» **YOUR TASK**
Below are some records; each one is to be set down again exactly.

» **MATERIAL FOR THE TASK**
+++
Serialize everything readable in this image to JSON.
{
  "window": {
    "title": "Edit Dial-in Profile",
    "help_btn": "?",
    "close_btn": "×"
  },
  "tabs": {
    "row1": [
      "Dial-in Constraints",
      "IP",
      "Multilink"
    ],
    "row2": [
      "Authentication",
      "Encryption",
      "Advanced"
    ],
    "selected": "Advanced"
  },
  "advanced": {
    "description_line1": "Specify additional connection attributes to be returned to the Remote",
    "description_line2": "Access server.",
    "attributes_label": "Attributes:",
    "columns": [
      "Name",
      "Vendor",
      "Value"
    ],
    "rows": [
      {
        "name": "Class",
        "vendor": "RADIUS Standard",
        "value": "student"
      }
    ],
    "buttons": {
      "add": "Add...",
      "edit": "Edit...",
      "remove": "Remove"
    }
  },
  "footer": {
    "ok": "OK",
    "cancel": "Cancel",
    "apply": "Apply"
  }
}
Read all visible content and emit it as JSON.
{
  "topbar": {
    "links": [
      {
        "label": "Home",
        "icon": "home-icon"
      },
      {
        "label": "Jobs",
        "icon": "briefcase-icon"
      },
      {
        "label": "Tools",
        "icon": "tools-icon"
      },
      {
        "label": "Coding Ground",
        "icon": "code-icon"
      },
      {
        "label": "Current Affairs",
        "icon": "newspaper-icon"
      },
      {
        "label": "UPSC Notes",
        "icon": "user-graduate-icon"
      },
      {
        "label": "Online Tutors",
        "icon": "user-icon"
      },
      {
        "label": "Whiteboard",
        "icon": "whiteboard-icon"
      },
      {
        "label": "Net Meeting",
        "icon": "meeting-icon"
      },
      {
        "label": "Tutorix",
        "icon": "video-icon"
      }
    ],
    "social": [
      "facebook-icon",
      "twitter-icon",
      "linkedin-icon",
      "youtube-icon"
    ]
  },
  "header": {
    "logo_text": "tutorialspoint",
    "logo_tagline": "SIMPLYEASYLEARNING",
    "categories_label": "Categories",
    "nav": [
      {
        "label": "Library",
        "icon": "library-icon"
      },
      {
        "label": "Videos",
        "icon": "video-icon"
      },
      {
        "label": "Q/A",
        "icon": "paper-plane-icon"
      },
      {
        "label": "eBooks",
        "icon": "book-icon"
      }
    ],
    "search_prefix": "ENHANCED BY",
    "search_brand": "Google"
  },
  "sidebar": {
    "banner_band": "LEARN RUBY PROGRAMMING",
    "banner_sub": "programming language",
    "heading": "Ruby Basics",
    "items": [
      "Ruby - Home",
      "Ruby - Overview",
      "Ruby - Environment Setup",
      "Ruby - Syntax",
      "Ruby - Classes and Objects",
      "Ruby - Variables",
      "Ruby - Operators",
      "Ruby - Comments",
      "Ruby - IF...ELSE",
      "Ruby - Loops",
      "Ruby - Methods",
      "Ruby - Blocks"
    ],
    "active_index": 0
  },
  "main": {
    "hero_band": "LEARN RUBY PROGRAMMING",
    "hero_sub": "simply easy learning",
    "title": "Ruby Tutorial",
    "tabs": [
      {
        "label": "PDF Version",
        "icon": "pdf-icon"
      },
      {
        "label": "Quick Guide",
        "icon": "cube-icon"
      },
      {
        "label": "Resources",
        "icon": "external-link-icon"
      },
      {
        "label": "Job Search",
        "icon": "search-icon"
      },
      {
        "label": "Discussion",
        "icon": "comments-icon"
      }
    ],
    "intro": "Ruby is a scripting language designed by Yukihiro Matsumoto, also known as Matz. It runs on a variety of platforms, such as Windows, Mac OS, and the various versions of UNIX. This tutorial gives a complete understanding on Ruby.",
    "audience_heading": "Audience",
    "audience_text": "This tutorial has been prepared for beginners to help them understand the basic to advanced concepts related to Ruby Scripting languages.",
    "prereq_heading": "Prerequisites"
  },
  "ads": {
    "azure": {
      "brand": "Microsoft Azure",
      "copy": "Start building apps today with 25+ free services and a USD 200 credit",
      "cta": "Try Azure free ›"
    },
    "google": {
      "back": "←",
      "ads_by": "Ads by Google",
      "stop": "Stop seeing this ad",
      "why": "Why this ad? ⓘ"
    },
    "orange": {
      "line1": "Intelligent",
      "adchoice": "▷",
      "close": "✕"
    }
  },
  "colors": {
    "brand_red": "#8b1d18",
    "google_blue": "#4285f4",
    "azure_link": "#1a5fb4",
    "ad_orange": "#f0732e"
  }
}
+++
» **TASK SOLUTION**
Serialize everything readable in this image to JSON.
{
  "window": {
    "title": "Edit Dial-in Profile",
    "help_btn": "?",
    "close_btn": "×"
  },
  "tabs": {
    "row1": [
      "Dial-in Constraints",
      "IP",
      "Multilink"
    ],
    "row2": [
      "Authentication",
      "Encryption",
      "Advanced"
    ],
    "selected": "Advanced"
  },
  "advanced": {
    "description_line1": "Specify additional connection attributes to be returned to the Remote",
    "description_line2": "Access server.",
    "attributes_label": "Attributes:",
    "columns": [
      "Name",
      "Vendor",
      "Value"
    ],
    "rows": [
      {
        "name": "Class",
        "vendor": "RADIUS Standard",
        "value": "student"
      }
    ],
    "buttons": {
      "add": "Add...",
      "edit": "Edit...",
      "remove": "Remove"
    }
  },
  "footer": {
    "ok": "OK",
    "cancel": "Cancel",
    "apply": "Apply"
  }
}
Read all visible content and emit it as JSON.
{
  "topbar": {
    "links": [
      {
        "label": "Home",
        "icon": "home-icon"
      },
      {
        "label": "Jobs",
        "icon": "briefcase-icon"
      },
      {
        "label": "Tools",
        "icon": "tools-icon"
      },
      {
        "label": "Coding Ground",
        "icon": "code-icon"
      },
      {
        "label": "Current Affairs",
        "icon": "newspaper-icon"
      },
      {
        "label": "UPSC Notes",
        "icon": "user-graduate-icon"
      },
      {
        "label": "Online Tutors",
        "icon": "user-icon"
      },
      {
        "label": "Whiteboard",
        "icon": "whiteboard-icon"
      },
      {
        "label": "Net Meeting",
        "icon": "meeting-icon"
      },
      {
        "label": "Tutorix",
        "icon": "video-icon"
      }
    ],
    "social": [
      "facebook-icon",
      "twitter-icon",
      "linkedin-icon",
      "youtube-icon"
    ]
  },
  "header": {
    "logo_text": "tutorialspoint",
    "logo_tagline": "SIMPLYEASYLEARNING",
    "categories_label": "Categories",
    "nav": [
      {
        "label": "Library",
        "icon": "library-icon"
      },
      {
        "label": "Videos",
        "icon": "video-icon"
      },
      {
        "label": "Q/A",
        "icon": "paper-plane-icon"
      },
      {
        "label": "eBooks",
        "icon": "book-icon"
      }
    ],
    "search_prefix": "ENHANCED BY",
    "search_brand": "Google"
  },
  "sidebar": {
    "banner_band": "LEARN RUBY PROGRAMMING",
    "banner_sub": "programming language",
    "heading": "Ruby Basics",
    "items": [
      "Ruby - Home",
      "Ruby - Overview",
      "Ruby - Environment Setup",
      "Ruby - Syntax",
      "Ruby - Classes and Objects",
      "Ruby - Variables",
      "Ruby - Operators",
      "Ruby - Comments",
      "Ruby - IF...ELSE",
      "Ruby - Loops",
      "Ruby - Methods",
      "Ruby - Blocks"
    ],
    "active_index": 0
  },
  "main": {
    "hero_band": "LEARN RUBY PROGRAMMING",
    "hero_sub": "simply easy learning",
    "title": "Ruby Tutorial",
    "tabs": [
      {
        "label": "PDF Version",
        "icon": "pdf-icon"
      },
      {
        "label": "Quick Guide",
        "icon": "cube-icon"
      },
      {
        "label": "Resources",
        "icon": "external-link-icon"
      },
      {
        "label": "Job Search",
        "icon": "search-icon"
      },
      {
        "label": "Discussion",
        "icon": "comments-icon"
      }
    ],
    "intro": "Ruby is a scripting language designed by Yukihiro Matsumoto, also known as Matz. It runs on a variety of platforms, such as Windows, Mac OS, and the various versions of UNIX. This tutorial gives a complete understanding on Ruby.",
    "audience_heading": "Audience",
    "audience_text": "This tutorial has been prepared for beginners to help them understand the basic to advanced concepts related to Ruby Scripting languages.",
    "prereq_heading": "Prerequisites"
  },
  "ads": {
    "azure": {
      "brand": "Microsoft Azure",
      "copy": "Start building apps today with 25+ free services and a USD 200 credit",
      "cta": "Try Azure free ›"
    },
    "google": {
      "back": "←",
      "ads_by": "Ads by Google",
      "stop": "Stop seeing this ad",
      "why": "Why this ad? ⓘ"
    },
    "orange": {
      "line1": "Intelligent",
      "adchoice": "▷",
      "close": "✕"
    }
  },
  "colors": {
    "brand_red": "#8b1d18",
    "google_blue": "#4285f4",
    "azure_link": "#1a5fb4",
    "ad_orange": "#f0732e"
  }
}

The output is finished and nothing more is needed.